c. Discuss this proposition: The healing of the man at the pool of Bethesda was wholly a secondary matter. It was arranged and intended by Christ to bring about this public testimony of His true and only Sonship to the Father. 

3. How do verses 19 and 20 show that the Father and the Son never work separately from one another but rather by the same power and out of the same purpose? 

4. What is the meaning of verse 20: “greater works than these”? Greater than what works? What are these greater works which will be shown? 

5. Does the quickening of the dead refer only to the final resurrection of the body, or can it refer also to the spiritual quickening of regeneration? 

6. May we substitute the word “worship” for “honor” in verse 23? See John 20:28

7. Why does the Father commit all judgment to the Son (w. 22, 27)? Why is it fitting and proper that the “Son of man” be the one who executes the judgment of God? 

8. In what way does verse 24 show the equality of Jesus with God? 

9. Explain the significance of the fact that the Son has life in Himself (v. 26). 

10. How are we to understand the resurrection of the evil ones? With what body do they come forth? 

11. Explain verse 31. Does Jesus mean that He may not witness to Himself concerning who He is? 

12. List the four witnesses to Christ’s divinity given in verses 32- 39. 

13. Do you sense in this passage a transition from the Lord’s defense of His divinity to the Lord’s offensive against the Jews for their hardness and unbelief? Where does the transition begin? 

14. Verse 40 has been used as support for the well-meant offer of salvation, namely, that God intends that all who hear the gospel might believe and have life in His Son. Respond to this.
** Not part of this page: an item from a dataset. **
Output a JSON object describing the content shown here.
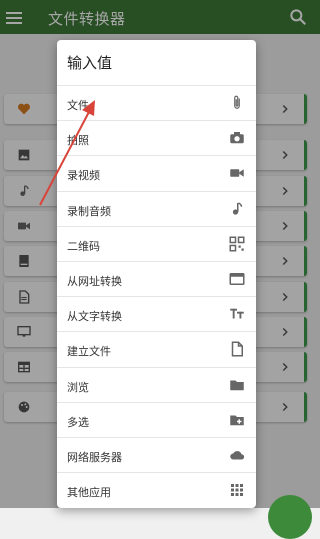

What is meant by the words: “that ye might have life”? 

15. What was the great obstacle in the way of their receiving one who came to them in the name of the Father (v. 44)? 

16. How will Moses accuse them to the Father (v. 45)? In what sense could it be said that they trusted in Moses? Where and how did Moses write of Christ? 

17. Show from verse 47 that our faith in Christ as the divine Son of God must be and can only be based on the truth of the inspiration of the Scriptures. Or: Can faith in the deity of Christ be maintained if one denies the inspiration and infallibility of the Bible?